Apply for the Home Owner Grant
During a postal disruption, time limits still apply so you may want to apply using an option that doesn’t require mail services.
If you qualify for the home owner grant, you must apply each year to receive it. You must apply every year because the previous year’s information may be out of date if your residential circumstance has changed. This may affect your qualifications for the grant.
Submit your application to the office that sent your property tax notice.
A home owner grant application is included with your property tax notice. If you don’t have your tax notice, contact your municipality or the province if you live in a rural area, apply online, or use the Home Owner Grant Application (FIN 78) (PDF).
Only one qualifying owner can claim a grant for a property each year.
Grant amounts may be higher for homeowners who qualify as a senior, veteran or person with a disability. The homeowner who meets these qualifications must be the one who applies in order to receive the higher grant amount for that residence.
Anyone with your permission can apply on your behalf. However, if you pay your property taxes through your financial institution, your financial institution will not apply for the home owner grant on your behalf.
If you and your spouse are separated and living apart, you may be able to claim the home owner grant for each of your principal residences. You must have either a written agreement signed by both you and your spouse stating that you have agreed to live apart or a court order recognizing your separation.
You can apply for the home owner grant for a property that is still registered in the name of a deceased owner or in the name of the executor or administrator of their estate, if you meet the following requirements:
- You’re the spouse, child, grandchild, parent, brother or sister of the deceased owner
- The deceased owner would have qualified for the home owner grant
- You occupied the residence as your principal residence on the date of the owner’s death
- The property is still your principal residence
If the owner’s death occurred in the current year, you’ll receive the amount they would have been entitled to. If the owner would have qualified for an additional grant, you'll be entitled to the extra grant amount regardless of your status.
If the owner’s death occurred in previous years, you’ll receive the amount you qualify for.
Apply for the home owner grant when you receive your property tax notice.
If you’re going to be away when tax notices are mailed, you can apply early with the Home Owner Grant Application (FIN 78) (PDF) and submit it to the office that collects your property taxes. Your application will be processed after tax notices are mailed.
Late payment penalties may apply if your application is not received by the office that sent you your property tax notice before the due date for your taxes. The grant is a form of payment towards your property taxes and it is considered a late payment if you apply late.
However, you can still apply for the home owner grant until December 31 of the current tax year. You can apply even if you haven’t paid your property taxes.

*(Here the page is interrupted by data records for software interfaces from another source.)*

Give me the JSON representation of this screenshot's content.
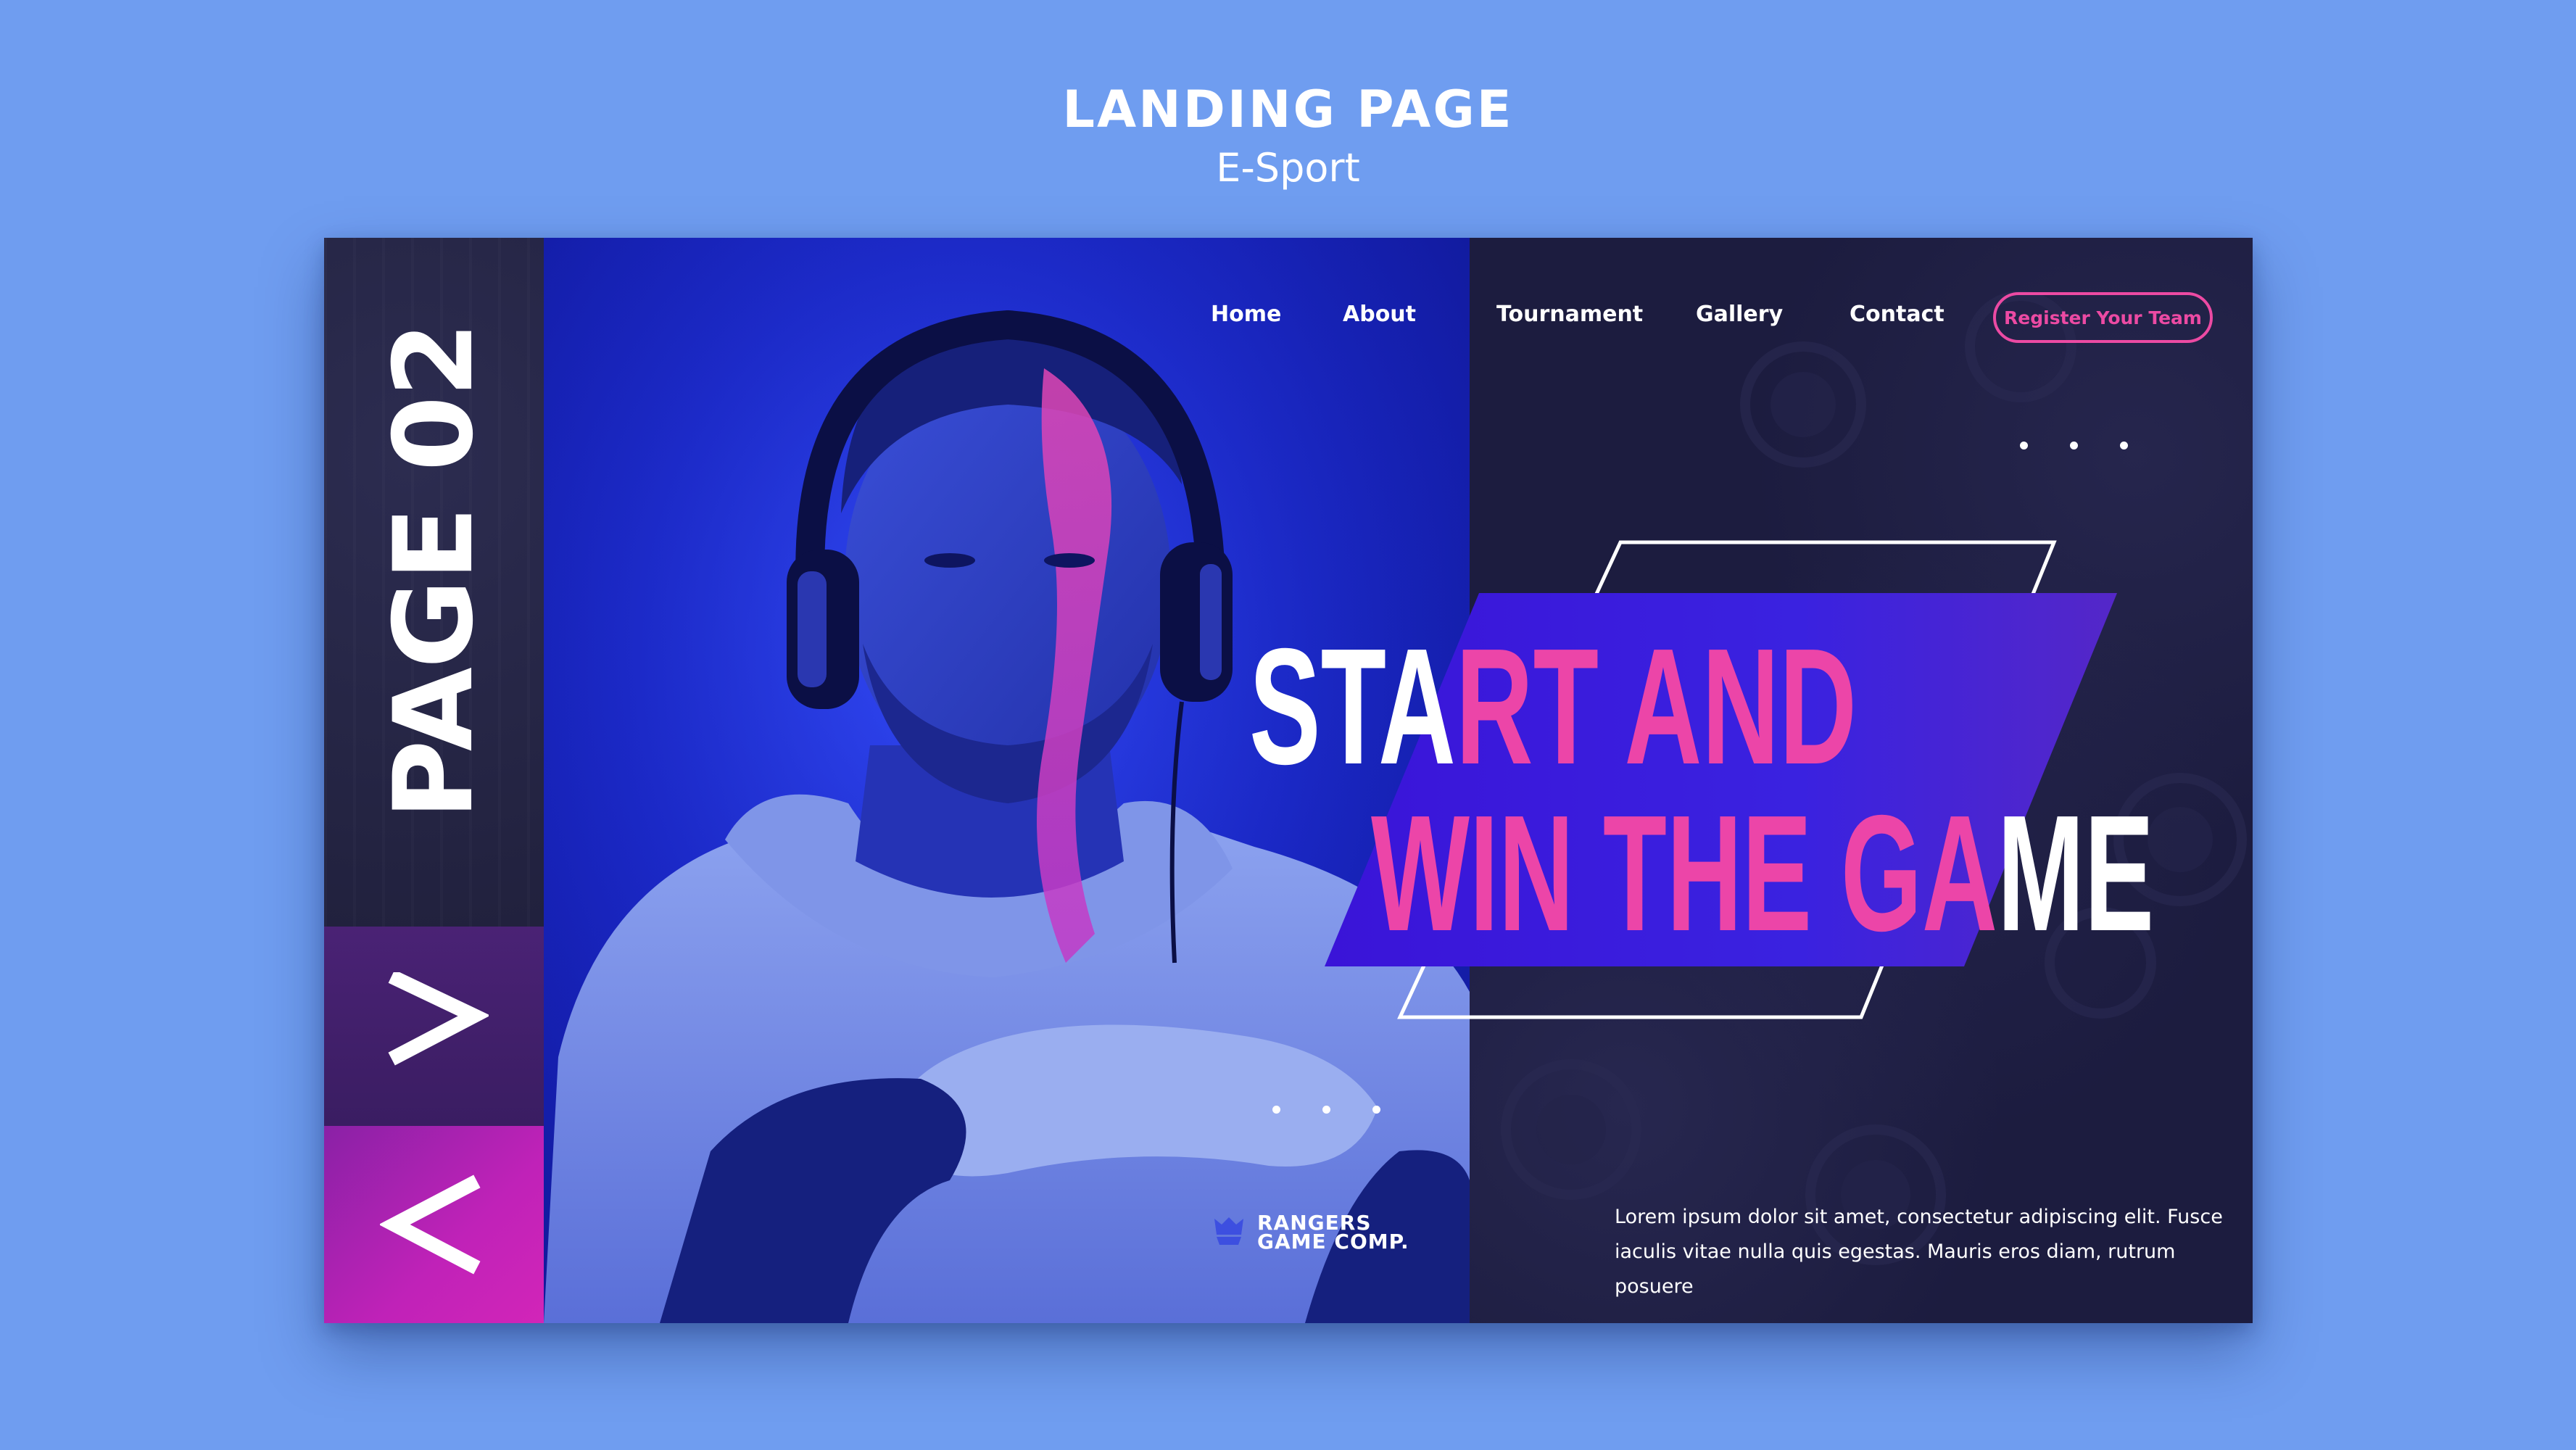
{
  "header": {
    "title": "LANDING PAGE",
    "subtitle": "E-Sport"
  },
  "sidebar": {
    "page_label": "PAGE 02",
    "next_icon": "chevron-right-icon",
    "prev_icon": "chevron-left-icon"
  },
  "nav": {
    "items": [
      "Home",
      "About",
      "Tournament",
      "Gallery",
      "Contact"
    ],
    "cta": "Register Your Team"
  },
  "hero": {
    "line1_white": "STA",
    "line1_pink": "RT AND",
    "line2_pink": "WIN THE GA",
    "line2_white": "ME"
  },
  "brand": {
    "icon": "crown-shield-icon",
    "line1": "RANGERS",
    "line2": "GAME COMP."
  },
  "body": {
    "text": "Lorem ipsum dolor sit amet, consectetur adipiscing elit. Fusce iaculis vitae nulla quis egestas. Mauris eros diam, rutrum posuere"
  },
  "colors": {
    "background": "#6f9df0",
    "panel": "#1c1c3f",
    "accent_pink": "#ec4aa3",
    "accent_blue": "#3019d6",
    "photo_blue": "#1a26c8"
  }
}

If you qualified for the grant last year and didn’t apply, you may be able to claim the grant retroactively for up to one year.
Remember to include all required documentation with your application. If any additional documentation is required, the municipal or provincial office that sent your property tax notice will contact you.
Your home owner grant application must be sent to the municipal or provincial office that sent your property tax notice. You can submit your application using one of the following options:
The province and some municipalities allow you to apply for the home owner grant online.
If your property is located in a municipality, contact your municipality to find out if and how you can apply online.
Send your application by mail to the address provided on your property tax notice.
If your property is located in a municipality, you can drop off your completed application at the location(s) listed on your property tax notice. For more information, contact your municipality.